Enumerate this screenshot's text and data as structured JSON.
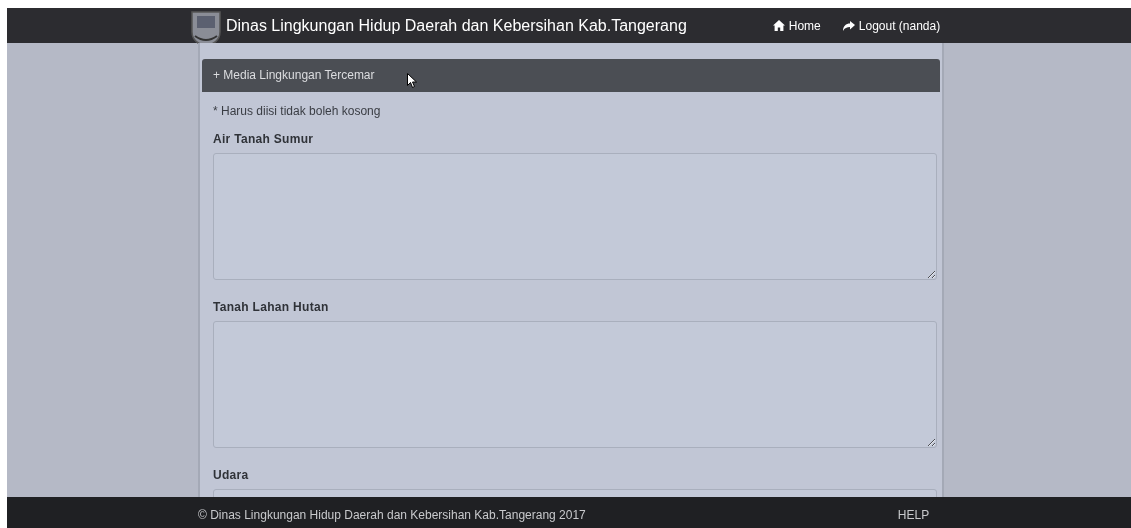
{
  "navbar": {
    "title": "Dinas Lingkungan Hidup Daerah dan Kebersihan Kab.Tangerang",
    "links": [
      {
        "label": "Home"
      },
      {
        "label": "Logout (nanda)"
      }
    ]
  },
  "panel": {
    "title": "+ Media Lingkungan Tercemar",
    "note": "* Harus diisi tidak boleh kosong",
    "fields": [
      {
        "label": "Air Tanah Sumur"
      },
      {
        "label": "Tanah Lahan Hutan"
      },
      {
        "label": "Udara"
      }
    ]
  },
  "footer": {
    "text": "© Dinas Lingkungan Hidup Daerah dan Kebersihan Kab.Tangerang 2017",
    "help": "HELP"
  }
}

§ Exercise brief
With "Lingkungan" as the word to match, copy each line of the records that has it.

§ Completed exercise
    "title": "Dinas Lingkungan Hidup Daerah dan Kebersihan Kab.Tangerang",
    "title": "+ Media Lingkungan Tercemar",
    "text": "© Dinas Lingkungan Hidup Daerah dan Kebersihan Kab.Tangerang 2017",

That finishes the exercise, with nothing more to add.